Highlights of the amended Climate Change Act

President William Ruto is joined by Environment Cabinet Secretary Soipan Tuiya and other leaders when he assented into law the Climate Change amendment Bill, 2023 at Statehouse, Nairobi on September 1, 2023. Photo | PCS

The Climate Change Amendment Bill, 2023 passed by the Senate on Thursday during a special sitting is an amended version of the Climate Change Act, 2016 which focuses on introducing regulations for carbon markets within the Act.

 

The Climate Change Act, 2016, was initially designed to enhance responses to climate change and promote low-carbon, climate-resilient development. However, it lacked provisions for carbon trading. Climate Change (Amendment) Act, 2023 provides a robust legal framework for sustained Climate Action in Kenya, as the country ramp up efforts to cushion against the ravaging effects of climate change.

Key higlights in the amended law includes but is not limited to the following;
  • Adds terminology related to carbon trading to the Climate Change Act;

Carbon market means the mechanism that enables and allows public and private entities to transfer and transact emission reduction units, mitigation outcomes or offsets generated through carbon initiatives, programmes and projects subject to compliance of national and international law.

 

  • Empowers the Cabinet Secretary to appoint the designated National Authority for market mechanisms and the National Carbon Registry;

Clause 6 of the Act has been revised to expand the mandate of the Environment Cabinet Secretary on the appointment of the designated National Authority for market mechanisms and any other mechanisms deriving from Article 6 of the Paris Agreement.

 

  • Provides detailed regulations for carbon markets, including guidance by the Climate Change Council;
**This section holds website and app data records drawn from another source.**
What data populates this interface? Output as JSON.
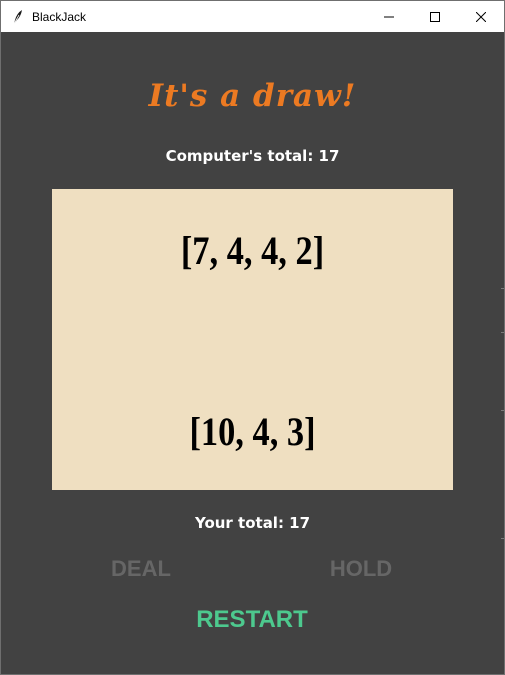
{
  "window": {
    "title": "BlackJack",
    "controls": {
      "minimize": "minimize-icon",
      "maximize": "maximize-icon",
      "close": "close-icon"
    }
  },
  "game": {
    "status": "It's a draw!",
    "computer_total_text": "Computer's total: 17",
    "computer_hand": "[7, 4, 4, 2]",
    "player_hand": "[10, 4, 3]",
    "player_total_text": "Your total: 17"
  },
  "buttons": {
    "deal": "DEAL",
    "hold": "HOLD",
    "restart": "RESTART"
  },
  "colors": {
    "background": "#424242",
    "status": "#ec7a22",
    "table": "#efdfc1",
    "restart": "#4dc98e",
    "disabled": "#666666"
  }
}
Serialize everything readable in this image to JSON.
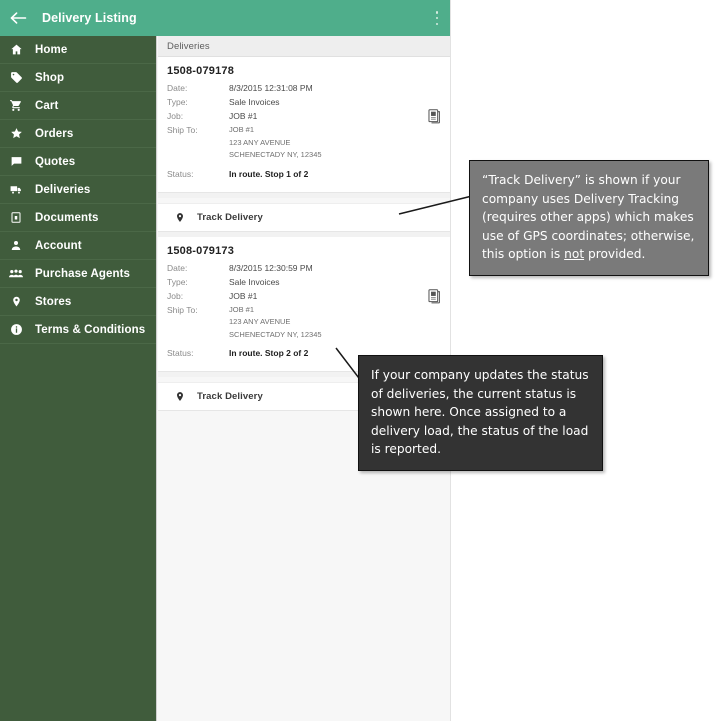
{
  "topbar": {
    "title": "Delivery Listing",
    "back_icon": "arrow-left-icon",
    "overflow_icon": "overflow-menu-icon"
  },
  "sidebar": {
    "items": [
      {
        "label": "Home",
        "icon": "home-icon"
      },
      {
        "label": "Shop",
        "icon": "tag-icon"
      },
      {
        "label": "Cart",
        "icon": "shopping-cart-icon"
      },
      {
        "label": "Orders",
        "icon": "star-icon"
      },
      {
        "label": "Quotes",
        "icon": "chat-bubble-icon"
      },
      {
        "label": "Deliveries",
        "icon": "truck-icon"
      },
      {
        "label": "Documents",
        "icon": "document-icon"
      },
      {
        "label": "Account",
        "icon": "person-icon"
      },
      {
        "label": "Purchase Agents",
        "icon": "people-icon"
      },
      {
        "label": "Stores",
        "icon": "map-pin-icon"
      },
      {
        "label": "Terms & Conditions",
        "icon": "info-icon"
      }
    ]
  },
  "content": {
    "section_title": "Deliveries",
    "field_labels": {
      "date": "Date:",
      "type": "Type:",
      "job": "Job:",
      "ship_to": "Ship To:",
      "status": "Status:"
    },
    "track_label": "Track Delivery",
    "deliveries": [
      {
        "id": "1508-079178",
        "date": "8/3/2015 12:31:08 PM",
        "type": "Sale Invoices",
        "job": "JOB #1",
        "ship_to_name": "JOB #1",
        "ship_to_street": "123 ANY AVENUE",
        "ship_to_citystate": "SCHENECTADY NY, 12345",
        "status": "In route. Stop 1 of 2",
        "doc_icon": "document-icon"
      },
      {
        "id": "1508-079173",
        "date": "8/3/2015 12:30:59 PM",
        "type": "Sale Invoices",
        "job": "JOB #1",
        "ship_to_name": "JOB #1",
        "ship_to_street": "123 ANY AVENUE",
        "ship_to_citystate": "SCHENECTADY NY, 12345",
        "status": "In route. Stop 2 of 2",
        "doc_icon": "document-icon"
      }
    ]
  },
  "callouts": {
    "track": {
      "part1": "“Track Delivery” is shown if your company uses Delivery Tracking (requires other apps) which makes use of GPS coordinates; otherwise, this option is ",
      "emphasis": "not",
      "part2": " provided."
    },
    "status": {
      "text": "If your company updates the status of deliveries, the current status is shown here. Once assigned to a delivery load, the status of the load is reported."
    }
  },
  "colors": {
    "topbar_green": "#4fae8b",
    "sidebar_green": "#405c3c",
    "page_bg": "#f7f7f7",
    "callout_gray": "#7a7a7a",
    "callout_dark": "#333333"
  }
}
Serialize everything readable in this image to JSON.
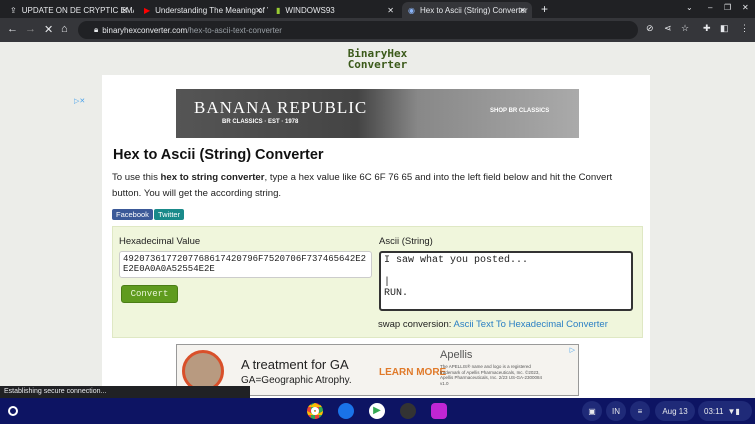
{
  "browser": {
    "tabs": [
      {
        "title": "UPDATE ON DE CRYPTIC EMAIL"
      },
      {
        "title": "Understanding The Meaning of V"
      },
      {
        "title": "WINDOWS93"
      },
      {
        "title": "Hex to Ascii (String) Converter"
      }
    ],
    "url_domain": "binaryhexconverter.com",
    "url_path": "/hex-to-ascii-text-converter",
    "status": "Establishing secure connection..."
  },
  "site": {
    "logo_line1": "BinaryHex",
    "logo_line2": "Converter"
  },
  "ad_top": {
    "brand": "BANANA REPUBLIC",
    "sub": "BR CLASSICS  ·  EST · 1978",
    "cta": "SHOP BR CLASSICS"
  },
  "page": {
    "title": "Hex to Ascii (String) Converter",
    "desc_pre": "To use this ",
    "desc_bold": "hex to string converter",
    "desc_post": ", type a hex value like 6C 6F 76 65 and into the left field below and hit the Convert button. You will get the according string.",
    "facebook": "Facebook",
    "twitter": "Twitter",
    "hex_label": "Hexadecimal Value",
    "hex_value": "4920736177207768617420796F7520706F737465642E2E2E0A0A0A52554E2E",
    "convert": "Convert",
    "ascii_label": "Ascii (String)",
    "ascii_value": "I saw what you posted...\n\n|\nRUN.",
    "swap_label": "swap conversion: ",
    "swap_link": "Ascii Text To Hexadecimal Converter"
  },
  "ad_bottom": {
    "headline": "A treatment for GA",
    "sub": "GA=Geographic Atrophy.",
    "cta": "LEARN MORE",
    "brand": "Apellis",
    "fine": "The APELLIS® name and logo is a registered trademark of Apellis Pharmaceuticals, Inc. ©2023, Apellis Pharmaceuticals, Inc. 2/23 US-GA-2300084 v1.0"
  },
  "taskbar": {
    "lang": "IN",
    "date": "Aug 13",
    "time": "03:11"
  }
}
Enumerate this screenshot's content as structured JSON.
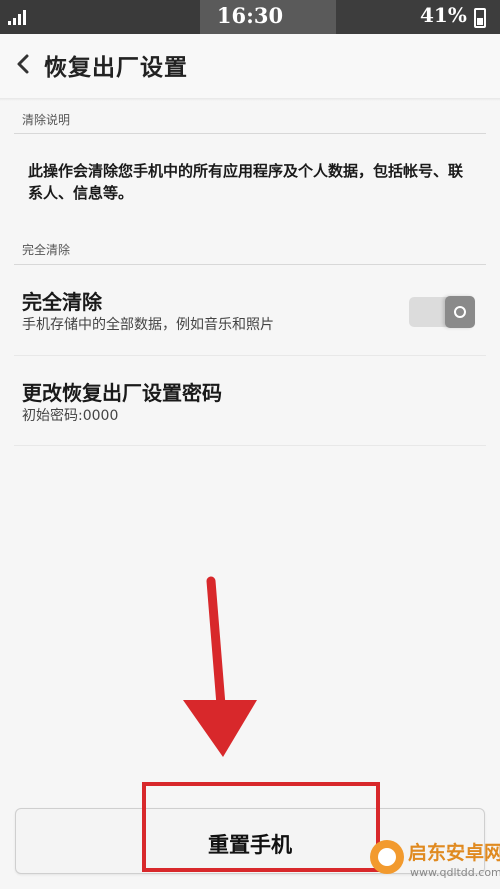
{
  "status_bar": {
    "time": "16:30",
    "battery_percent": "41%",
    "battery_level": 0.41,
    "signal_icon": "signal-bars-icon",
    "battery_icon": "battery-icon"
  },
  "header": {
    "back_icon": "chevron-left-icon",
    "title": "恢复出厂设置"
  },
  "sections": {
    "clear_info": {
      "header": "清除说明",
      "description": "此操作会清除您手机中的所有应用程序及个人数据，包括帐号、联系人、信息等。"
    },
    "full_clear": {
      "header": "完全清除",
      "title": "完全清除",
      "subtitle": "手机存储中的全部数据，例如音乐和照片",
      "toggle_on": false
    },
    "password": {
      "title": "更改恢复出厂设置密码",
      "subtitle": "初始密码:0000"
    }
  },
  "action": {
    "reset_label": "重置手机"
  },
  "annotation": {
    "color": "#d8282b"
  },
  "watermark": {
    "title": "启东安卓网",
    "url": "www.qdltdd.com"
  }
}
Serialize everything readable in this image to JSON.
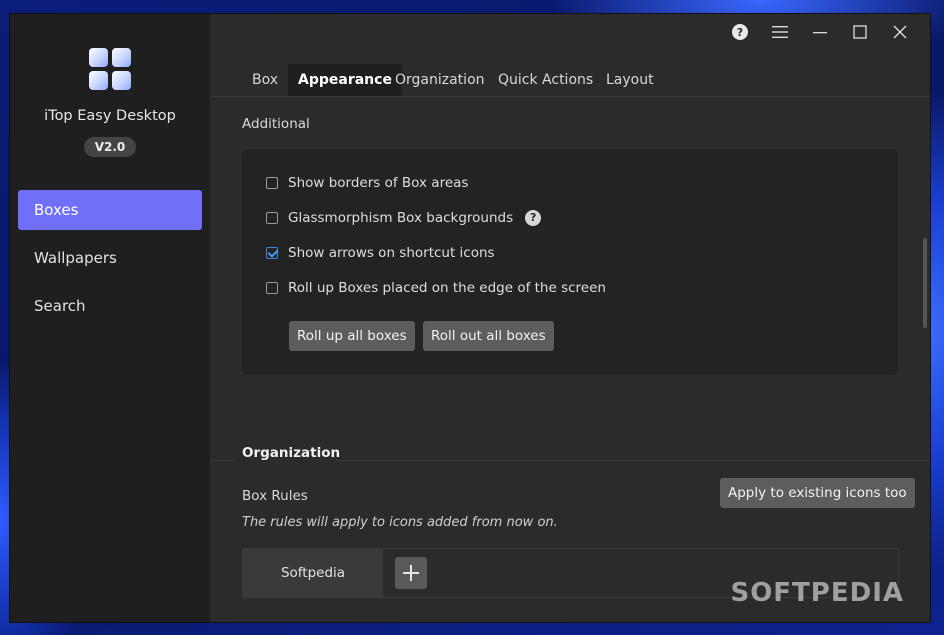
{
  "app": {
    "name": "iTop Easy Desktop",
    "version": "V2.0"
  },
  "sidebar": {
    "items": [
      {
        "label": "Boxes",
        "active": true
      },
      {
        "label": "Wallpapers",
        "active": false
      },
      {
        "label": "Search",
        "active": false
      }
    ]
  },
  "titlebar": {
    "icons": [
      "help-icon",
      "menu-icon",
      "minimize-icon",
      "maximize-icon",
      "close-icon"
    ]
  },
  "tabs": [
    {
      "label": "Box",
      "active": false
    },
    {
      "label": "Appearance",
      "active": true
    },
    {
      "label": "Organization",
      "active": false
    },
    {
      "label": "Quick Actions",
      "active": false
    },
    {
      "label": "Layout",
      "active": false
    }
  ],
  "additional": {
    "heading": "Additional",
    "options": [
      {
        "label": "Show borders of Box areas",
        "checked": false
      },
      {
        "label": "Glassmorphism Box backgrounds",
        "checked": false,
        "help": "?"
      },
      {
        "label": "Show arrows on shortcut icons",
        "checked": true
      },
      {
        "label": "Roll up Boxes placed on the edge of the screen",
        "checked": false
      }
    ],
    "roll_up_button": "Roll up all boxes",
    "roll_out_button": "Roll out all boxes"
  },
  "organization": {
    "title": "Organization",
    "box_rules_label": "Box Rules",
    "apply_button": "Apply to existing icons too",
    "note": "The rules will apply to icons added from now on.",
    "rules": [
      "Softpedia"
    ]
  },
  "watermark": "SOFTPEDIA",
  "colors": {
    "accent": "#6f6ff7",
    "checkbox_checked": "#4a9af0",
    "window_bg": "#2b2b2b",
    "sidebar_bg": "#1f1f1f"
  }
}
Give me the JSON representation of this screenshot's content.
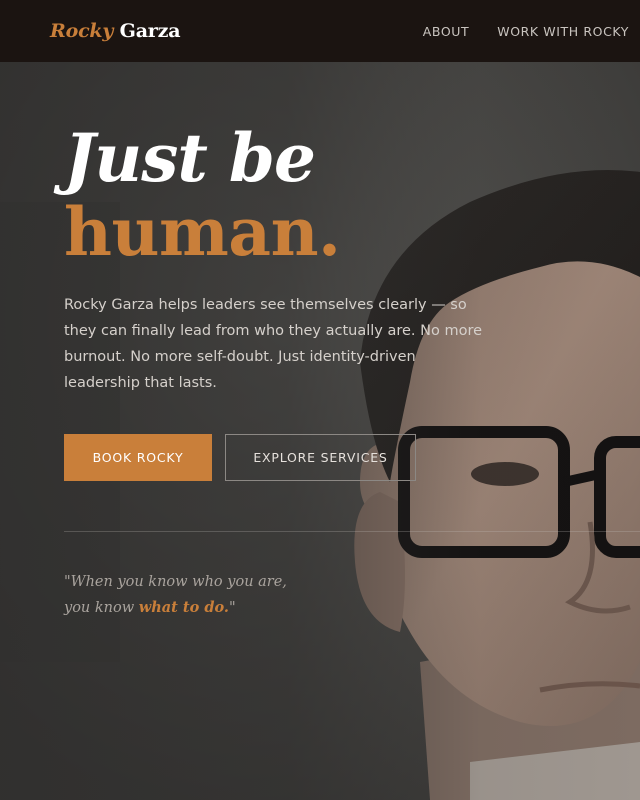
{
  "header": {
    "logo_first": "Rocky",
    "logo_last": "Garza",
    "nav": [
      "ABOUT",
      "WORK WITH ROCKY"
    ]
  },
  "hero": {
    "headline_line1": "Just be",
    "headline_line2": "human.",
    "intro": "Rocky Garza helps leaders see themselves clearly — so they can finally lead from who they actually are. No more burnout. No more self-doubt. Just identity-driven leadership that lasts.",
    "primary_button": "BOOK ROCKY",
    "secondary_button": "EXPLORE SERVICES",
    "quote_line1": "\"When you know who you are,",
    "quote_line2_prefix": "you know ",
    "quote_line2_accent": "what to do.",
    "quote_line2_suffix": "\""
  },
  "colors": {
    "accent": "#c97f3a",
    "nav_background": "#1b1411",
    "text_light": "#d5d0cb"
  },
  "icons": []
}
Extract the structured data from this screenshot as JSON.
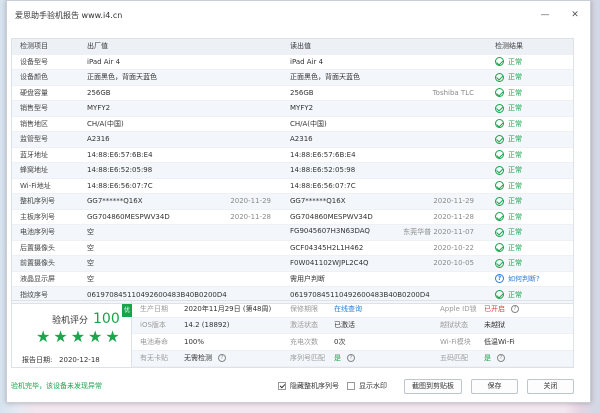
{
  "window": {
    "title": "爱思助手验机报告 www.i4.cn",
    "min": "—",
    "close": "✕"
  },
  "table": {
    "headers": [
      "检测项目",
      "出厂值",
      "读出值",
      "检测结果"
    ],
    "rows": [
      {
        "item": "设备型号",
        "factory": "iPad Air 4",
        "factory_note": "",
        "read": "iPad Air 4",
        "read_note": "",
        "result": "正常",
        "icon": "check"
      },
      {
        "item": "设备颜色",
        "factory": "正面黑色，背面天蓝色",
        "factory_note": "",
        "read": "正面黑色，背面天蓝色",
        "read_note": "",
        "result": "正常",
        "icon": "check"
      },
      {
        "item": "硬盘容量",
        "factory": "256GB",
        "factory_note": "",
        "read": "256GB",
        "read_note": "Toshiba TLC",
        "result": "正常",
        "icon": "check"
      },
      {
        "item": "销售型号",
        "factory": "MYFY2",
        "factory_note": "",
        "read": "MYFY2",
        "read_note": "",
        "result": "正常",
        "icon": "check"
      },
      {
        "item": "销售地区",
        "factory": "CH/A(中国)",
        "factory_note": "",
        "read": "CH/A(中国)",
        "read_note": "",
        "result": "正常",
        "icon": "check"
      },
      {
        "item": "监管型号",
        "factory": "A2316",
        "factory_note": "",
        "read": "A2316",
        "read_note": "",
        "result": "正常",
        "icon": "check"
      },
      {
        "item": "蓝牙地址",
        "factory": "14:88:E6:57:6B:E4",
        "factory_note": "",
        "read": "14:88:E6:57:6B:E4",
        "read_note": "",
        "result": "正常",
        "icon": "check"
      },
      {
        "item": "蜂窝地址",
        "factory": "14:88:E6:52:05:98",
        "factory_note": "",
        "read": "14:88:E6:52:05:98",
        "read_note": "",
        "result": "正常",
        "icon": "check"
      },
      {
        "item": "Wi-Fi地址",
        "factory": "14:88:E6:56:07:7C",
        "factory_note": "",
        "read": "14:88:E6:56:07:7C",
        "read_note": "",
        "result": "正常",
        "icon": "check"
      },
      {
        "item": "整机序列号",
        "factory": "GG7******Q16X",
        "factory_note": "2020-11-29",
        "read": "GG7******Q16X",
        "read_note": "2020-11-29",
        "result": "正常",
        "icon": "check"
      },
      {
        "item": "主板序列号",
        "factory": "GG704860MESPWV34D",
        "factory_note": "2020-11-28",
        "read": "GG704860MESPWV34D",
        "read_note": "2020-11-28",
        "result": "正常",
        "icon": "check"
      },
      {
        "item": "电池序列号",
        "factory": "空",
        "factory_note": "",
        "read": "FG9045607H3N63DAQ",
        "read_note": "东莞华普 2020-11-07",
        "result": "正常",
        "icon": "check"
      },
      {
        "item": "后置摄像头",
        "factory": "空",
        "factory_note": "",
        "read": "GCF04345H2L1H462",
        "read_note": "2020-10-22",
        "result": "正常",
        "icon": "check"
      },
      {
        "item": "前置摄像头",
        "factory": "空",
        "factory_note": "",
        "read": "F0W041102WJPL2C4Q",
        "read_note": "2020-10-05",
        "result": "正常",
        "icon": "check"
      },
      {
        "item": "液晶显示屏",
        "factory": "空",
        "factory_note": "",
        "read": "需用户判断",
        "read_note": "",
        "result": "如何判断?",
        "icon": "question"
      },
      {
        "item": "指纹序号",
        "factory": "061970845110492600483B40B0200D4",
        "factory_note": "",
        "read": "061970845110492600483B40B0200D4",
        "read_note": "",
        "result": "正常",
        "icon": "check"
      }
    ]
  },
  "summary": {
    "score_label": "验机评分",
    "score": "100",
    "badge": "优",
    "stars": "★★★★★",
    "report_date_label": "报告日期:",
    "report_date": "2020-12-18",
    "cells": [
      {
        "label": "生产日期",
        "value": "2020年11月29日 (第48周)",
        "cls": "val"
      },
      {
        "label": "保修期限",
        "value": "在线查询",
        "cls": "blue"
      },
      {
        "label": "Apple ID锁",
        "value": "已开启",
        "cls": "red",
        "ring": "?"
      },
      {
        "label": "iOS版本",
        "value": "14.2 (18892)",
        "cls": "val"
      },
      {
        "label": "激活状态",
        "value": "已激活",
        "cls": "val"
      },
      {
        "label": "越狱状态",
        "value": "未越狱",
        "cls": "val"
      },
      {
        "label": "电池寿命",
        "value": "100%",
        "cls": "val"
      },
      {
        "label": "充电次数",
        "value": "0次",
        "cls": "val"
      },
      {
        "label": "Wi-Fi模块",
        "value": "低温Wi-Fi",
        "cls": "val"
      },
      {
        "label": "有无卡贴",
        "value": "无需检测",
        "cls": "val",
        "ring": "?"
      },
      {
        "label": "序列号匹配",
        "value": "是",
        "cls": "green",
        "ring": "?"
      },
      {
        "label": "五码匹配",
        "value": "是",
        "cls": "green",
        "ring": "?"
      }
    ]
  },
  "footer": {
    "pass_text": "验机完毕，该设备未发现异常",
    "hide_serial_label": "隐藏整机序列号",
    "show_watermark_label": "显示水印",
    "screenshot_label": "截图到剪贴板",
    "save_label": "保存",
    "close_label": "关闭"
  }
}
Under Clause 12 on the regulation of carbon markets, a new section 23A has been introduced to empower the Climate Change Council to provide guidance and policy direction on carbon markets to the national and counties, the public and other stakeholders.

 

  • Allows the Cabinet Secretary to engage in carbon trading agreements with other countries;

The mandate of the CS has further been broadened empowering her to enter into a bilateral or multilateral agreement with another State Party to trade carbon for emission reductions and removals. But, this will depend on the approval of the Cabinet.

Additionally, this part provides for an environmental impact assessment (EIA) requiring every carbon trading project authorized under the Act to undergo an environmental and social impact assessment.

This is in accordance with the Environmental Management and Coordination Act, 1999 under section 23D.

 

  • Establishes the National Carbon Registry to monitor carbon credit projects for greenhouse gas emissions reduction;

The National Carbon Registry to be maintained by the Designated National Authority. The Registry shall, in addition to keeping records of community development agreements, be responsible for records on the following:

  • carbon credit projects and programmes implemented to reduce greenhouse gas emissions in Kenya;
  • a REDD+ carbon registry;
  • authorisations granted to participate in an initiative/project/programme under the Bill;
  • the carbon budget and the greenhouse gas reduction units;
  • the number of carbon credits issued or transferred by Kenya;
  • the number of carbon credits issued to emission reduction projects and programs recognised by Kenya from the national greenhouse gas registry account;
  • the transfer of carbon credits and any carbon credits issued or recognised by Kenya from a national greenhouse gas registry account;
  • the cancellation of carbon credits and any other carbon credits issued or recognised by Kenya from a national greenhouse gases registry account; and
  • any other carbon credits issued or recognized by Kenya from a national greenhouse gases registry account.
The new law further mandates community development agreements which must encompass the annual social contribution, calculated as a percentage of the previous year`s aggregate earnings from carbon trading project, to the local community with the contribution set at 40% yearly for land-based projects and 25% yearly for non-land based projects.
Section 23F of the Act also regulates the share of proceeds and cancellation rates and compels the national and county governments to undertake best practices regarding the share of proceeds and cancellation rates for overall global mitigation.